In India the future of beer industry is very much optimistic because: 1. India has predominantly a warm/hot climate. 2. The beer-drinkers in the country are much younger than the average beerdrinker elsewhere in the world. This makes them more likely to carry the brand with them for a lifetime. 3. Increasing exposure to beer and wine drinking, mainly due to media and consumer mobility. 4. Many domestic and foreign premium brands are finding the interests of young urban working class. 5. Premium beers are priced about a % higher than regular brands. All these factors combined make the scenario very promising for beer industry and are 'in sync' with their strategy for India.

UB (United Breweries Ltd.) is the market leader in the Indian beer market with 48%. SABMiller is with 38% and others are 14%.

1 .8 1 .6 1 .4 1 .2 1 0 .8 0 .6 0 .4 0 .2 0 B e C n u p n nM n ) e r o s m tio (I illio s

19 95 20 04

19 96 20 05

19 97 20 06

19 98 20 07

19 99 20 08

20 00 20 09

20 01 21 00

20 02 21 01

20 03

Liters Per Person Beer(In Millions)

Years Beer 1995 0.5 1996 0.52 1997 0.64 1998 0.645 1999 0.710 2000 0.742 2001 0.753 2002 0.775

2003 0.798

2004 0.800

2005 0.850

2006 0.980

2007 1

2008 1.234

2009 1.215

2010 1.370

2011 1.537

India is one of the largest markets for alcoholic beverages in the world. The sales volume of beer amounted to 1074 million litres in 2008. 56 units are engaged in manufacturing beer under the licence of the Indian Government. Sales volume of spirits has grown very fast within the last five years from 800 million litres in 2004 to 1234 million litres in 2008. The annual growth rate of beer volume sales will reach 12 percent.


Price elasticity: The following points are notable: The own price elasticity of demand for beer shows the least variation with estimates falling between 0.12 and 0.9459. The own price elasticity of demand for wine varies between 0.2083 and 1.85; The own price elasticity of demand for spirits varies the most, with estimates lying between 0.16 and 2.03. Cross price elasticity: The cross price elasticities of demand for beer range from 0.84 to 1.57 with respect to wine and from 0.59 to 0.92 with respect to spirits. Income elasticity: The income elasticity of beer is (+) 3.04.

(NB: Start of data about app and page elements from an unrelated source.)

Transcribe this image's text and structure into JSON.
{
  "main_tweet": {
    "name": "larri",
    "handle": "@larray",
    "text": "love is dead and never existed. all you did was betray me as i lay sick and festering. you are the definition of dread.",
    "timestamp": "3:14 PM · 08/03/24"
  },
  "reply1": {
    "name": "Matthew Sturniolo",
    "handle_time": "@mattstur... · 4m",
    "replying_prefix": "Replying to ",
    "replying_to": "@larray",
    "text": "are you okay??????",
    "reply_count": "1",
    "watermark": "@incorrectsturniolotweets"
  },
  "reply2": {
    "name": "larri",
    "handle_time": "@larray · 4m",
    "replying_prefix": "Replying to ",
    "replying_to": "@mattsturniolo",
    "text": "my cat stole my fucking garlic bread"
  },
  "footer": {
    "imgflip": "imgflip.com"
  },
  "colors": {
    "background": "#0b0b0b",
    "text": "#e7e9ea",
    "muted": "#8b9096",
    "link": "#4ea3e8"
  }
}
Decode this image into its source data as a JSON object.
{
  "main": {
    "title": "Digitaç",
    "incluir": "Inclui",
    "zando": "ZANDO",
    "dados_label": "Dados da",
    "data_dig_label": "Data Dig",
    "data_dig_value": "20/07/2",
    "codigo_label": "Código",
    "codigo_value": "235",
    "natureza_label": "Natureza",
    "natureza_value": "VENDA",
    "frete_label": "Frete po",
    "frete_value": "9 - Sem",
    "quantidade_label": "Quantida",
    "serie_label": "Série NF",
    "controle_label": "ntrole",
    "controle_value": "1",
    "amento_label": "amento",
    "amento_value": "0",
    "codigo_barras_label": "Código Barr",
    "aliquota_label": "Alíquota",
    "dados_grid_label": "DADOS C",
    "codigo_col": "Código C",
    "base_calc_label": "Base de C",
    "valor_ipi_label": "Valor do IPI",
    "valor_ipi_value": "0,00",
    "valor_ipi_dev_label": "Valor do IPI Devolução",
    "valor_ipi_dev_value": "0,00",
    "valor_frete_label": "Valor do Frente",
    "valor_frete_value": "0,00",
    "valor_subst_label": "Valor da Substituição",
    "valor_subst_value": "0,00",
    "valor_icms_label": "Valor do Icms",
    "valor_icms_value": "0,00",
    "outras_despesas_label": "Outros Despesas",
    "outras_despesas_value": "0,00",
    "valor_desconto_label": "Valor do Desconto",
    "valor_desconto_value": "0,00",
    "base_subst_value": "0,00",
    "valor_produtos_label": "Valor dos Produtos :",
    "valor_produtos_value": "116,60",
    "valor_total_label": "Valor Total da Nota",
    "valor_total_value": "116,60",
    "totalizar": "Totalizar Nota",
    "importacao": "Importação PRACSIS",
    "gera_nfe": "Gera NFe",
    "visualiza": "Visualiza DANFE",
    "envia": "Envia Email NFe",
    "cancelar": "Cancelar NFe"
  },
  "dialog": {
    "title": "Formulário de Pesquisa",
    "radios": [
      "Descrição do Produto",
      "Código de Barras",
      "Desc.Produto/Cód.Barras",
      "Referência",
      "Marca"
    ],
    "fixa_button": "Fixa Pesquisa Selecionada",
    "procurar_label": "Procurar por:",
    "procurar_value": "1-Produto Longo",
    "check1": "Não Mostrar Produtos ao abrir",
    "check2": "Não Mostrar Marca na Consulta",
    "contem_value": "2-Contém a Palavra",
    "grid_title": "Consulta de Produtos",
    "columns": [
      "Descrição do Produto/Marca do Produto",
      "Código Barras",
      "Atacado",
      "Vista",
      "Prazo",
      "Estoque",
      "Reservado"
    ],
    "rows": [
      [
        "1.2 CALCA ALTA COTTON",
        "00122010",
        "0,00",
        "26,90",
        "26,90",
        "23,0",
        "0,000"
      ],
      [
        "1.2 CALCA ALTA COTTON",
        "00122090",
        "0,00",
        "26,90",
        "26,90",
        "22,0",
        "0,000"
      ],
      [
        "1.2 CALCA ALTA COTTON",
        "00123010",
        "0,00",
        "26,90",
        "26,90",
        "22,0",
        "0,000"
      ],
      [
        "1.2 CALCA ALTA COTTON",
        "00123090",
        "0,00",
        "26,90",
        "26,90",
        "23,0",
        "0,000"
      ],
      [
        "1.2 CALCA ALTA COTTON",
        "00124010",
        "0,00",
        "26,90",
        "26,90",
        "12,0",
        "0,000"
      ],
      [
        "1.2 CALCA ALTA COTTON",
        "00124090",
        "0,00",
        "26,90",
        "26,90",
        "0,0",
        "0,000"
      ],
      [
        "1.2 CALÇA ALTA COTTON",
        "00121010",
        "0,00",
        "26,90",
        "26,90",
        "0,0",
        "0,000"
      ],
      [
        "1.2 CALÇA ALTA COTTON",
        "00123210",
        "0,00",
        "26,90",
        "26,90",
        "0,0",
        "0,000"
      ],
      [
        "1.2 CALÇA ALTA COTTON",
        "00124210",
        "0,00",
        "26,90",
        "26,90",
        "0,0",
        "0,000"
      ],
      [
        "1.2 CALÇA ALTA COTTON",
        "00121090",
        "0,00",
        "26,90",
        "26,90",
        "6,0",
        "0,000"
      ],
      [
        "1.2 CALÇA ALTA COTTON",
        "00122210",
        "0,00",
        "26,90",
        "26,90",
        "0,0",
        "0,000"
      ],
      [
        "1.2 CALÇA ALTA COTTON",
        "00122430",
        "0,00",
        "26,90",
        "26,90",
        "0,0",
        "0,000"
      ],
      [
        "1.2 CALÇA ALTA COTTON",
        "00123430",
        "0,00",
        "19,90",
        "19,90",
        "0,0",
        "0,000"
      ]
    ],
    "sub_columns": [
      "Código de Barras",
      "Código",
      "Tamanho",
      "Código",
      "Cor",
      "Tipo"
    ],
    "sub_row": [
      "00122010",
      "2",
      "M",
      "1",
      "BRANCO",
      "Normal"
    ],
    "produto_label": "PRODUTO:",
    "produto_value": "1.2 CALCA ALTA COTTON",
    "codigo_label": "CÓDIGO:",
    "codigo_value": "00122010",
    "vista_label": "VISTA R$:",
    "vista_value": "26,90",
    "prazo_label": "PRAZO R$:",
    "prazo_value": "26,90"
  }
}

INTERPRETATION: From the figures of price elasticity, it is clear that there is very less variation in the quantity demanded with respect to the price changes. Similarly, from the figures of Cross price elasticity, it is clear that quantity demanded shows less variation with respect to the price changes of others. Overall, the demand of beer is independent of price variations. Whereas the income elasticity figure shows that there is drastic change in the demand of beer with respect to change in the income levels.